“The carpet kept getting pulled from underneath our feet,” says Morel. “As that week progressed, the seriousness of that pandemic began to take hold with politicians putting emergency measures acts in, limiting the number of people that could gather, even who could work together unless they were essential workers. So it further complicated our production of this event, but we just kept moving forward.”
“We wanted this to stream 1080, as best quality as we could get. We didn’t want to go through Facebook or YouTube/Vimeo. We wanted it properly mounted and, most importantly, we didn’t want this to be an event that was essentially a pass-the-hat or a busking event. We saw this as a way to monetize a streaming opportunity and to engage other musicians who were also in the same boat as Ashley, as everyone is in the industry, and try and put some money in everybody’s pockets.”

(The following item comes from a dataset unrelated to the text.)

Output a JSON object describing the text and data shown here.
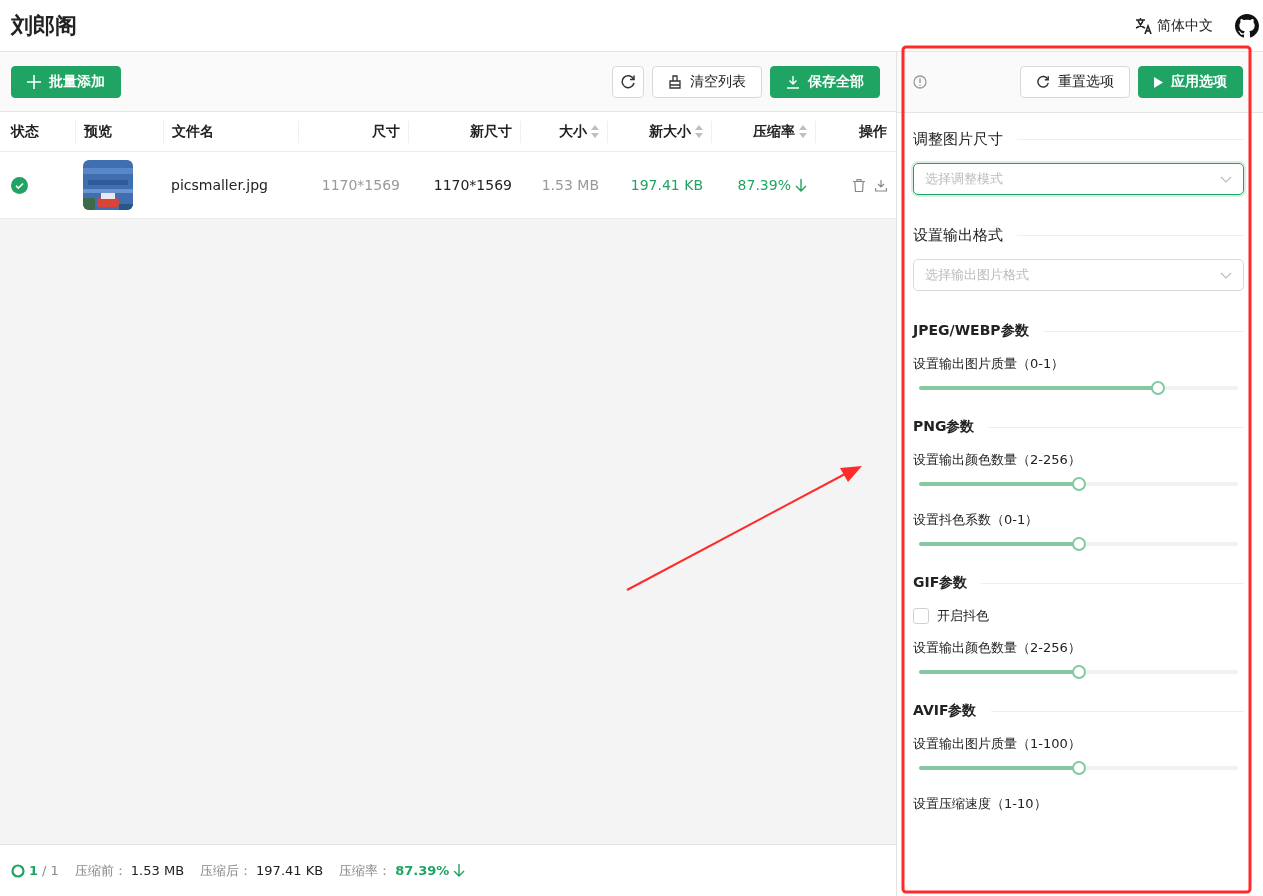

MacIsaac, who had rented an Airbnb in Halifax, built a set and created 32 cue-cards, also wasn’t discouraged. “I'm not going to let it not happen,” he said.
“I went through five different companies from the 12th [of March] to the week before the show.” He would still go ahead, collecting pre-recorded performances but he needed a paywall.
That’s when he spoke to Olivia Friedlander from Maestro, which describes itself as “a white-label platform for enterprise live streamers to own, engage, and monetize their audiences.”
“She hadn’t broadcast live music before,” says MacIsaac. “I worked with her for five days to get all the parts in place,” most notably the audio.
Meanwhile, the Government of Nova Scotia offered to help. Morel took care of that, MacIsaac says. “They gave me a big bag of money,” adding, “If they hadn’t have been involved, I would’ve lost my shirt.”
Why was it so important for him to see this through, when so many artists, especially at that time, were just live streaming for free on Facebook or Instagram? “I wanted to put on a show that meant I didn’t have to stand in front of a liquor store playing with my fiddle case open,” he says figuratively. “I don’t believe in the notion of performing for tips after 25 years on the road.”
He reveals he did get blowback from managers and others in the industry for wanting to stage a ticketed online show, so early in the pandemic and self-isolation order, when people might’ve been calculating that $6 could buy some bread and milk. “If I put it for free, it means I can’t go back and charge for it, but you can do the other way around,” he explains.
MacIsaac estimates he’s raised hundreds of thousands of dollars, perhaps even millions, doing benefits over the decades but now “his career has been taken out from underneath me.”
With government money, he says, the first Quarantine Ceilidh cost $27,000, $6,900 of that for editing, and remaining $21,000 “split among the artists.” But when it came time to produce episode 2, he was told the provincial government had a new fund which required an application; he filled it in but didn’t get it, and Destination Cape Breton gave him less money too, $2700. “I had $3000 in my bank account,” MacIsaac offers of his personal contribution.
All he could do was ask for some favours. Atlantic Live Stream lowered its fee to produce. Rankin said he was still on board. “Everybody cut their rates in half.” Unable to get a camera person, Long & McQuade loaned him a Zoom Recorder and Lav mic and MacIsaac recruited his next-door neighbour, a still photographer, to learn another skill overnight. They set up a phone and a camera and did the show. Maestro will stream it back and provide a paywall.
“Maybe two months or maybe 12 months from now, all the industry will get back to its normalcy, which will be great,” says MacIsaac, “but it shouldn't take away from the notion that where all the money comes from — just like the government — is from the people, and the people decide whether they're going to spend their money. The industry needs to decide whether to get on board and start with this new idea of also monetizing online content.”